Element data from apps and pages
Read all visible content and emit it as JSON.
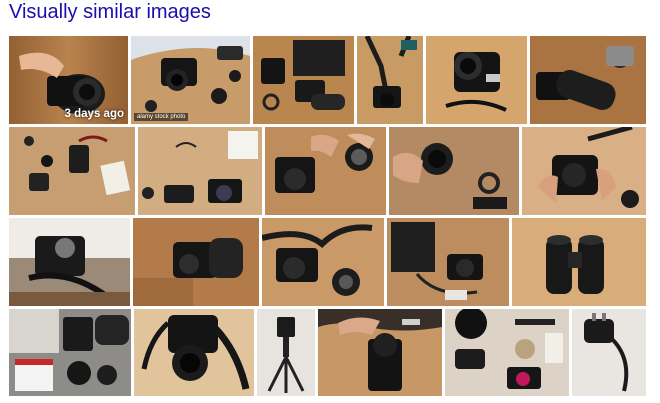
{
  "heading": {
    "text": "Visually similar images"
  },
  "colors": {
    "heading_link": "#1a0dab"
  },
  "rows": [
    {
      "images": [
        {
          "name": "hands-holding-camera-on-wood-table",
          "badge": "3 days ago",
          "bg": "#a8723f"
        },
        {
          "name": "camera-and-accessories-on-table",
          "watermark": "alamy stock photo",
          "bg": "#c89b6a"
        },
        {
          "name": "camera-bag-and-lenses",
          "bg": "#b9864f"
        },
        {
          "name": "camera-with-strap-on-table",
          "bg": "#c89a64"
        },
        {
          "name": "black-camera-top-view",
          "bg": "#d4a56c"
        },
        {
          "name": "camera-with-long-lens",
          "bg": "#a97441"
        }
      ]
    },
    {
      "images": [
        {
          "name": "vintage-lenses-and-glasses",
          "bg": "#c79e72"
        },
        {
          "name": "cameras-and-notebook",
          "bg": "#d2ad82"
        },
        {
          "name": "hands-with-camera-and-lens",
          "bg": "#bf8d5b"
        },
        {
          "name": "hand-holding-lens",
          "bg": "#b48a64"
        },
        {
          "name": "hands-with-nikon-camera",
          "bg": "#d9b085"
        }
      ]
    },
    {
      "images": [
        {
          "name": "camera-on-stand-with-strap",
          "bg": "#9c8a78"
        },
        {
          "name": "camera-with-lens-on-floor",
          "bg": "#b37b49"
        },
        {
          "name": "camera-with-strap-and-lens",
          "bg": "#c99a68"
        },
        {
          "name": "camera-bag-and-camera",
          "bg": "#be8d5f"
        },
        {
          "name": "black-binoculars",
          "bg": "#d8ad7a"
        }
      ]
    },
    {
      "images": [
        {
          "name": "camera-box-and-lenses",
          "bg": "#8d8c89"
        },
        {
          "name": "canon-camera-with-strap",
          "bg": "#e1c49c"
        },
        {
          "name": "mini-tripod",
          "bg": "#e7e4df"
        },
        {
          "name": "hands-with-battery-grip",
          "bg": "#c79766"
        },
        {
          "name": "camera-gear-flatlay",
          "bg": "#dcd3c6"
        },
        {
          "name": "black-charger-and-cable",
          "bg": "#e9e6e2"
        }
      ]
    }
  ]
}
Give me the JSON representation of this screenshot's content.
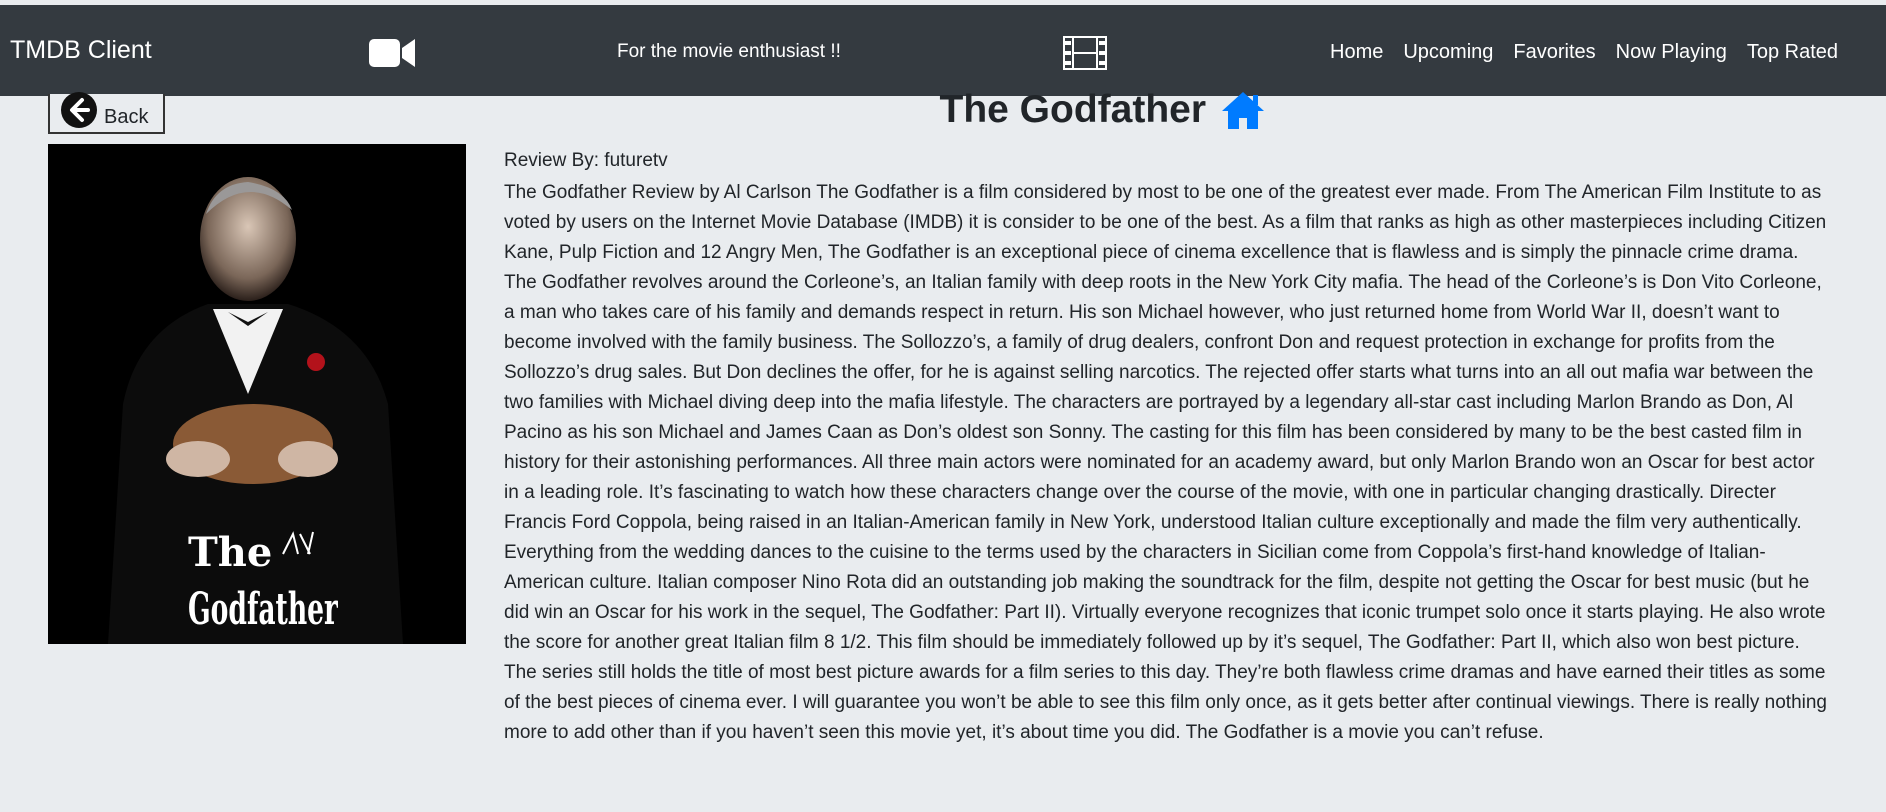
{
  "navbar": {
    "brand": "TMDB Client",
    "tagline": "For the movie enthusiast !!",
    "links": [
      "Home",
      "Upcoming",
      "Favorites",
      "Now Playing",
      "Top Rated"
    ],
    "background": "#343a40"
  },
  "back_button": {
    "label": "Back",
    "icon": "arrow-left-circle-icon"
  },
  "movie": {
    "title": "The Godfather",
    "title_icon": "home-icon",
    "title_icon_color": "#007bff",
    "poster_caption": "The Godfather"
  },
  "review": {
    "author_line": "Review By: futuretv",
    "text": "The Godfather Review by Al Carlson The Godfather is a film considered by most to be one of the greatest ever made. From The American Film Institute to as voted by users on the Internet Movie Database (IMDB) it is consider to be one of the best. As a film that ranks as high as other masterpieces including Citizen Kane, Pulp Fiction and 12 Angry Men, The Godfather is an exceptional piece of cinema excellence that is flawless and is simply the pinnacle crime drama. The Godfather revolves around the Corleone’s, an Italian family with deep roots in the New York City mafia. The head of the Corleone’s is Don Vito Corleone, a man who takes care of his family and demands respect in return. His son Michael however, who just returned home from World War II, doesn’t want to become involved with the family business. The Sollozzo’s, a family of drug dealers, confront Don and request protection in exchange for profits from the Sollozzo’s drug sales. But Don declines the offer, for he is against selling narcotics. The rejected offer starts what turns into an all out mafia war between the two families with Michael diving deep into the mafia lifestyle. The characters are portrayed by a legendary all-star cast including Marlon Brando as Don, Al Pacino as his son Michael and James Caan as Don’s oldest son Sonny. The casting for this film has been considered by many to be the best casted film in history for their astonishing performances. All three main actors were nominated for an academy award, but only Marlon Brando won an Oscar for best actor in a leading role. It’s fascinating to watch how these characters change over the course of the movie, with one in particular changing drastically. Directer Francis Ford Coppola, being raised in an Italian-American family in New York, understood Italian culture exceptionally and made the film very authentically. Everything from the wedding dances to the cuisine to the terms used by the characters in Sicilian come from Coppola’s first-hand knowledge of Italian-American culture. Italian composer Nino Rota did an outstanding job making the soundtrack for the film, despite not getting the Oscar for best music (but he did win an Oscar for his work in the sequel, The Godfather: Part II). Virtually everyone recognizes that iconic trumpet solo once it starts playing. He also wrote the score for another great Italian film 8 1/2. This film should be immediately followed up by it’s sequel, The Godfather: Part II, which also won best picture. The series still holds the title of most best picture awards for a film series to this day. They’re both flawless crime dramas and have earned their titles as some of the best pieces of cinema ever. I will guarantee you won’t be able to see this film only once, as it gets better after continual viewings. There is really nothing more to add other than if you haven’t seen this movie yet, it’s about time you did. The Godfather is a movie you can’t refuse."
  },
  "icons": {
    "nav_left": "video-camera-icon",
    "nav_right": "film-strip-icon"
  }
}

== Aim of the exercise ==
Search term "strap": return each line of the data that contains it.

== Task response ==
          "name": "camera-with-strap-on-table",
          "name": "camera-on-stand-with-strap",
          "name": "camera-with-strap-and-lens",
          "name": "canon-camera-with-strap",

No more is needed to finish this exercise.